Cylc is a general purpose workflow engine that orchestrates cycling workflows very efficiently. It was designed for use in production weather, climate, and environmental forecasting systems, but it is not specialized to those domains and is agnostic to the applications it manages.
For publications, and how to cite Cylc see below.
Cylc does not merely repeat-run a workflow (immediately, or on a real time schedule). It "unwinds the loop" to create a single potentially infinite non-cycling workflow composed of repeating tasks. Consequently:
Production Ready: Cylc is not just a research tool. It has been used 24/7 since 2010 for production weather forecasting - which is notorious for the size and complexity of its application workflows.
Efficient Cycling: On deployment to NIWA production systems Cylc's automatic cycle interleaving cut ~24 hours of catch-up from delays down to ~30 minutes. (This is the original reason for Cylc. It also predates some current non-cycling systems).
Open Source: Cylc is available on the GPLv3 license and is actively and openly developed on GitHub.
Distributed Architecture: There are no central workflow or database servers to manage, so Cylc has low admin overhead and a small security footprint. Each workflow gets its own ad hoc server program, which runs as the user, and only relies on the filesystem.
Cross-workflow Triggering: Via the upstream workflow database, so the upstream workflow doesn't even have to be running at the time.
Distributed Workflows: Cylc easily manages task jobs on multiple remote hosts.
Workflow Configuration: A human-readable config file, so modest workflows are easy to write, even for non-programmers. This is not "just a static config file" however: efficient programmatic generation of large complex workflows is supported by task inheritance and parameterization, and Python-like general template processing. (A Python API is also planned for Cylc 9).
Workflow Scaling: Single workflows scale to thousands of tasks per cycle (however, Cylc is a distributed system so several smaller workflows may be preferred).
System Scaling: Cylc is built to transparently use a pool of host VMs, with load balancing at start-up, and it scales arbitrarily well with the number of host VMs. Running workflows can self-migrate to another host at maintenance time.
Powerful UIs: GUIs for workflow visualization, and runtime monitoring and control (GTK for Cylc 7; a web UI for Cylc 8, coming next year). The CLI can flexibly operate on many tasks at once, e.g. to re-trigger all failed tasks matching a certain name pattern in a particular cycle point.
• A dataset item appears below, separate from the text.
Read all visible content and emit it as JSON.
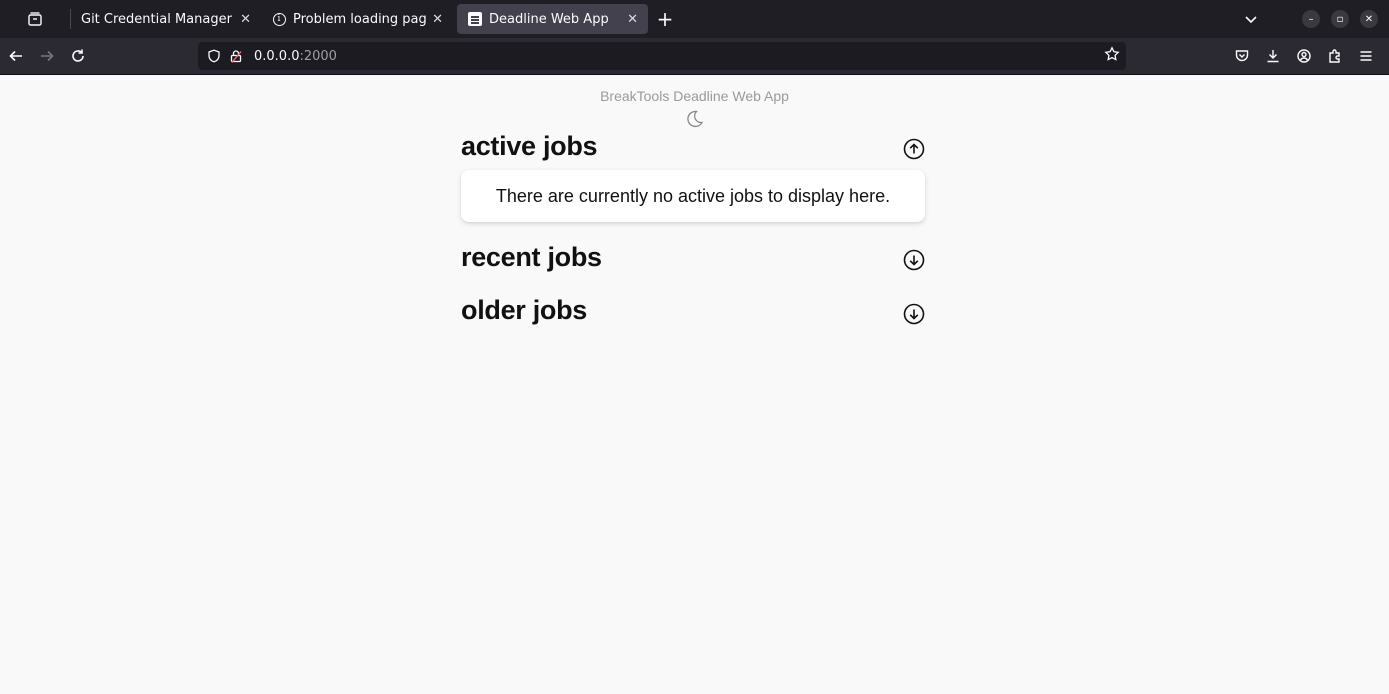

Flexibility and Generality: Cylc can be used equally for every kind of workflow in climate, weather, and weather-driven forecasting (for example), in research, test, and production. Portable workflows are feasible that run "out of the box" in different environments; and even at different sites. This can lead to huge savings: transitioning complex systems from research to operations, for instance, is notoriously difficult if the workflows are different; and much worse again if conversion to a different workflow engine is required.
HPC: Cylc has great support for common HPC batch systems (workload managers) like PBS and Slurm. It can also manage plain background jobs on any Linux host.
Remote Job Hosts: If you need to use ssh to reach a remote job host, Cylc supports that as well. This includes remote job query and kill, filesystem configuration and file installation, and job log retrieval. (Some of this is via Rose but soon to be built in to Cylc).
General External Triggering: Trigger tasks off of anything in the external world - just supply a Python function that checks your external condition.
Resilience: Cylc has many features to help deal with system problems, e.g.:
Other Capabilities in Brief: